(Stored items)
#####
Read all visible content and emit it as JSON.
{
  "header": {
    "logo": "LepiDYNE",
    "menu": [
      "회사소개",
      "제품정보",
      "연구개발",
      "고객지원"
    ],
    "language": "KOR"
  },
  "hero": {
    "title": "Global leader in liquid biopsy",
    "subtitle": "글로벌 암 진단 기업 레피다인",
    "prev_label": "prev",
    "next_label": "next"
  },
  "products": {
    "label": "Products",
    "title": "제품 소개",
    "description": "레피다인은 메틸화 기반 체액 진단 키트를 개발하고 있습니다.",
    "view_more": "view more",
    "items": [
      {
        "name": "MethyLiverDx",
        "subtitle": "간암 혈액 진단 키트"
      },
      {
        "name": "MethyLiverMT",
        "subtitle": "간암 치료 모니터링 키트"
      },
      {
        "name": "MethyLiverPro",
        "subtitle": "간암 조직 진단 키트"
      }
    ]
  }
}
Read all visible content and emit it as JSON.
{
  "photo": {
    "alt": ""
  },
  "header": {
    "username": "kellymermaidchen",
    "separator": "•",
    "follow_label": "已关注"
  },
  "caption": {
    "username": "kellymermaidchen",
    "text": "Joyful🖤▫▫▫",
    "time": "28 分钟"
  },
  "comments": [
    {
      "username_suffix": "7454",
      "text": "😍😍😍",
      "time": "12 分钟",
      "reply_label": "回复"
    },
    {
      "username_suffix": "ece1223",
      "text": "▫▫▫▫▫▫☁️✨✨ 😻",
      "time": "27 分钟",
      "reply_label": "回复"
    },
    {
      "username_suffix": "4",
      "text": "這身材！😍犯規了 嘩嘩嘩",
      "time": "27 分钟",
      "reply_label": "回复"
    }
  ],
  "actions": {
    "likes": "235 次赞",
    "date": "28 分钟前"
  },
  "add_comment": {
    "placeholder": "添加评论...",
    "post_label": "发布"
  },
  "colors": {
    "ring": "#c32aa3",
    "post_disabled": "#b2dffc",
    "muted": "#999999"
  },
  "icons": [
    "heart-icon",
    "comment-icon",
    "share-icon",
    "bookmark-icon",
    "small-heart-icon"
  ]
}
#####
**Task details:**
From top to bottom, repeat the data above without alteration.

**Answer to this problem:**
Read all visible content and emit it as JSON.
{
  "header": {
    "logo": "LepiDYNE",
    "menu": [
      "회사소개",
      "제품정보",
      "연구개발",
      "고객지원"
    ],
    "language": "KOR"
  },
  "hero": {
    "title": "Global leader in liquid biopsy",
    "subtitle": "글로벌 암 진단 기업 레피다인",
    "prev_label": "prev",
    "next_label": "next"
  },
  "products": {
    "label": "Products",
    "title": "제품 소개",
    "description": "레피다인은 메틸화 기반 체액 진단 키트를 개발하고 있습니다.",
    "view_more": "view more",
    "items": [
      {
        "name": "MethyLiverDx",
        "subtitle": "간암 혈액 진단 키트"
      },
      {
        "name": "MethyLiverMT",
        "subtitle": "간암 치료 모니터링 키트"
      },
      {
        "name": "MethyLiverPro",
        "subtitle": "간암 조직 진단 키트"
      }
    ]
  }
}
Read all visible content and emit it as JSON.
{
  "photo": {
    "alt": ""
  },
  "header": {
    "username": "kellymermaidchen",
    "separator": "•",
    "follow_label": "已关注"
  },
  "caption": {
    "username": "kellymermaidchen",
    "text": "Joyful🖤▫▫▫",
    "time": "28 分钟"
  },
  "comments": [
    {
      "username_suffix": "7454",
      "text": "😍😍😍",
      "time": "12 分钟",
      "reply_label": "回复"
    },
    {
      "username_suffix": "ece1223",
      "text": "▫▫▫▫▫▫☁️✨✨ 😻",
      "time": "27 分钟",
      "reply_label": "回复"
    },
    {
      "username_suffix": "4",
      "text": "這身材！😍犯規了 嘩嘩嘩",
      "time": "27 分钟",
      "reply_label": "回复"
    }
  ],
  "actions": {
    "likes": "235 次赞",
    "date": "28 分钟前"
  },
  "add_comment": {
    "placeholder": "添加评论...",
    "post_label": "发布"
  },
  "colors": {
    "ring": "#c32aa3",
    "post_disabled": "#b2dffc",
    "muted": "#999999"
  },
  "icons": [
    "heart-icon",
    "comment-icon",
    "share-icon",
    "bookmark-icon",
    "small-heart-icon"
  ]
}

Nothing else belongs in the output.